#### Work task:
Work through the records that follow and return each line containing the word "photo".

#### Records supplied:
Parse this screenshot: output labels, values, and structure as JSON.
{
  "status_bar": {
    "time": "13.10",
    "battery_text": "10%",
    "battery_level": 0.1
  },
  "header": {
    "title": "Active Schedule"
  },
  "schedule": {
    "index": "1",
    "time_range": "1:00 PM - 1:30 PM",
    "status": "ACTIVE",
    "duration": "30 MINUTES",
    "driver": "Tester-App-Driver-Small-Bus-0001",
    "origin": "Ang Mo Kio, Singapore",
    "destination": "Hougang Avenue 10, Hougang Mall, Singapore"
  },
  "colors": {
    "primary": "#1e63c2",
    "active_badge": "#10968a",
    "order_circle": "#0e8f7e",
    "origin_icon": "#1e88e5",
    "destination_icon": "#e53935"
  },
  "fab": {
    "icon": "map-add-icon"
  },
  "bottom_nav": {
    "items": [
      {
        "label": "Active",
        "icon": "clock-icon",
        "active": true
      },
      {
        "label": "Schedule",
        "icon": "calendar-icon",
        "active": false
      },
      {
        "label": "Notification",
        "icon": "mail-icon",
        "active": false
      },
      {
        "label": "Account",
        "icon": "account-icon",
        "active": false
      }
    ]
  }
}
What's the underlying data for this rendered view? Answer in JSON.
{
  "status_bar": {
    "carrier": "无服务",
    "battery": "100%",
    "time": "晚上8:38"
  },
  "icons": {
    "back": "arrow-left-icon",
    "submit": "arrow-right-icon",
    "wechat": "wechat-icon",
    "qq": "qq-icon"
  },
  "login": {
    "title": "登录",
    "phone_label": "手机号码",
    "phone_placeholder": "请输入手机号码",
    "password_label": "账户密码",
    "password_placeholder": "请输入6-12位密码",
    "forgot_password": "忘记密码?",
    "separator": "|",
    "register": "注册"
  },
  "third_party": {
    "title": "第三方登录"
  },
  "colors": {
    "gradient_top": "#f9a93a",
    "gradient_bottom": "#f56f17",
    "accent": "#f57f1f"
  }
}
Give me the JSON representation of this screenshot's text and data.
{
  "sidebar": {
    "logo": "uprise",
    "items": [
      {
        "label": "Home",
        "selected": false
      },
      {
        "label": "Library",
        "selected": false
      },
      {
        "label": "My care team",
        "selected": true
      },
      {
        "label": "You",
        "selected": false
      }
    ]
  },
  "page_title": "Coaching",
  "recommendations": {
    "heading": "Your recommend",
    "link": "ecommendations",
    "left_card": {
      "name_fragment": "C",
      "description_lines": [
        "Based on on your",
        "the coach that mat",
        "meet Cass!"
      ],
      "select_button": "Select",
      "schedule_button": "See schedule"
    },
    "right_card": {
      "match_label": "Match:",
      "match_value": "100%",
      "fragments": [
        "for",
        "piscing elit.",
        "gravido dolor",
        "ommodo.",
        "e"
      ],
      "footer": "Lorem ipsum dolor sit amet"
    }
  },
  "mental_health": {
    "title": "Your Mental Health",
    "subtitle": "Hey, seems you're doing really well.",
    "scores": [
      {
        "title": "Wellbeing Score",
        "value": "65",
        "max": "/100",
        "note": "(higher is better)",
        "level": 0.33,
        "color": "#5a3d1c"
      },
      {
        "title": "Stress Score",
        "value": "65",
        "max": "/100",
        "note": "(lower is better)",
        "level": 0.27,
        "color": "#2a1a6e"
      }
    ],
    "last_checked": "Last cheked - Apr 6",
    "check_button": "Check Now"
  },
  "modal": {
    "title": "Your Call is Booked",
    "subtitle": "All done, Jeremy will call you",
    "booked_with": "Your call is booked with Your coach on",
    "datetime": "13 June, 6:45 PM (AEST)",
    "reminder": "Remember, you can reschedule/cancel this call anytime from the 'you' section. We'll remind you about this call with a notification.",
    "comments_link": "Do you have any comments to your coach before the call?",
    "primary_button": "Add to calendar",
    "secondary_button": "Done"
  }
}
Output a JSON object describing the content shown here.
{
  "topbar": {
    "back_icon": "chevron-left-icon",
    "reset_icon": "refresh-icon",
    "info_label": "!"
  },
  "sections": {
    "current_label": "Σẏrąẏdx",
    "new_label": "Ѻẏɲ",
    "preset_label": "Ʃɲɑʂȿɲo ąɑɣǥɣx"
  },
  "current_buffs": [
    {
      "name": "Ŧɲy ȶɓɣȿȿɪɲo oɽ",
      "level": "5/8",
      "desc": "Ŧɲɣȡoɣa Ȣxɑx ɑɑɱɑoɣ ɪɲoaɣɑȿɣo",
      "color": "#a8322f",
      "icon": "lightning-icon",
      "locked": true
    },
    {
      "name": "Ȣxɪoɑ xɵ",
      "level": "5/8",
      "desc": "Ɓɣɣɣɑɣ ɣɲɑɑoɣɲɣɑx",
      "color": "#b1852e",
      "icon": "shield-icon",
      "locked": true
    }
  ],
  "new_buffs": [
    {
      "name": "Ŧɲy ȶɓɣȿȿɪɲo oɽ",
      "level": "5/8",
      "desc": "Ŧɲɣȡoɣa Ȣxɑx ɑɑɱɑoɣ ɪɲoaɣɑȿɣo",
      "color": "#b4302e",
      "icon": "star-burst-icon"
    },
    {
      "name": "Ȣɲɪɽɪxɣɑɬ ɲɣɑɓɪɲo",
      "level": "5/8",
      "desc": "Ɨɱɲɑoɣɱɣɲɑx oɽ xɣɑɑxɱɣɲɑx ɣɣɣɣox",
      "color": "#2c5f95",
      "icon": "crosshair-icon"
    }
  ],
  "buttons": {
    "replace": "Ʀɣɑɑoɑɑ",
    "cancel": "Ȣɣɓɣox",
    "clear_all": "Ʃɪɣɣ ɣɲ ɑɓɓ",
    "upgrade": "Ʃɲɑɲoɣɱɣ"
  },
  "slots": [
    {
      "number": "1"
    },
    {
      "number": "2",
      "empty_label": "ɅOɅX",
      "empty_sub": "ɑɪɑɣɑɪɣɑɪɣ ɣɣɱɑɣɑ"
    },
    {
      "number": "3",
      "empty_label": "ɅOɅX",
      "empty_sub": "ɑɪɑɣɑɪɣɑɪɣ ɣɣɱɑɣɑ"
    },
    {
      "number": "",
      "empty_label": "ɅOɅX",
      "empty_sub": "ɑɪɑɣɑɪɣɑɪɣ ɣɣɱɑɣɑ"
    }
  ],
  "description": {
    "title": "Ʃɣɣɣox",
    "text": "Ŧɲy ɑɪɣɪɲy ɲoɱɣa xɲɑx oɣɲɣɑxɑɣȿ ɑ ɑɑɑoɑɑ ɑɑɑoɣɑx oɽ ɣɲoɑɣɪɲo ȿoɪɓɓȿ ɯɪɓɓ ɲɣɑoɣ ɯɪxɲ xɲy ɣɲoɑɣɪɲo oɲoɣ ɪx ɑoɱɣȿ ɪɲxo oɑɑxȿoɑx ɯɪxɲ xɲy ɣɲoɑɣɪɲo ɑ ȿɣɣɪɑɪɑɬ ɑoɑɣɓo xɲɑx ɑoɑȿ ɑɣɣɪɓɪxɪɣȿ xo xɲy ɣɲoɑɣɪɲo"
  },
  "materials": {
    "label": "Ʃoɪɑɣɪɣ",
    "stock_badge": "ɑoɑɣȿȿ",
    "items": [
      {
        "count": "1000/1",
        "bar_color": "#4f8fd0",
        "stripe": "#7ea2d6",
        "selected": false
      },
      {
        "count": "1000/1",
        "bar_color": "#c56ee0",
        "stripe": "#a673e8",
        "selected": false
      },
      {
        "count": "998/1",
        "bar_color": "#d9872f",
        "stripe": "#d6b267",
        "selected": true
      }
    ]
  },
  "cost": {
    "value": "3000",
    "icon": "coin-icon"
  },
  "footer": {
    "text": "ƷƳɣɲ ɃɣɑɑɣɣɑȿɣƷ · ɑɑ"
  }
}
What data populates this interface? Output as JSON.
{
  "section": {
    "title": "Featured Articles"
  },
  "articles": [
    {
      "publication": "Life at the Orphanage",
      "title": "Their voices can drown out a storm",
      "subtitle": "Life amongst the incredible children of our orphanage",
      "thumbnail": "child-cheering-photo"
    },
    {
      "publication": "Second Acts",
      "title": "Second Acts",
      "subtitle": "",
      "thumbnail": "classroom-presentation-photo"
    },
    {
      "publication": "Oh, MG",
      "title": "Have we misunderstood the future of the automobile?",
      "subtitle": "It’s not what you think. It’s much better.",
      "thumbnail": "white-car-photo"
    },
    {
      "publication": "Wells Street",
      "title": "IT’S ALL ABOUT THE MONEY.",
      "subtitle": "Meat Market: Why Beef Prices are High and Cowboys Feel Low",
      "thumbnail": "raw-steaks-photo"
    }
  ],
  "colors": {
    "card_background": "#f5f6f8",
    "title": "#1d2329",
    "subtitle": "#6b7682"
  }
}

#### Final answer:
      "thumbnail": "child-cheering-photo"
      "thumbnail": "classroom-presentation-photo"
      "thumbnail": "white-car-photo"
      "thumbnail": "raw-steaks-photo"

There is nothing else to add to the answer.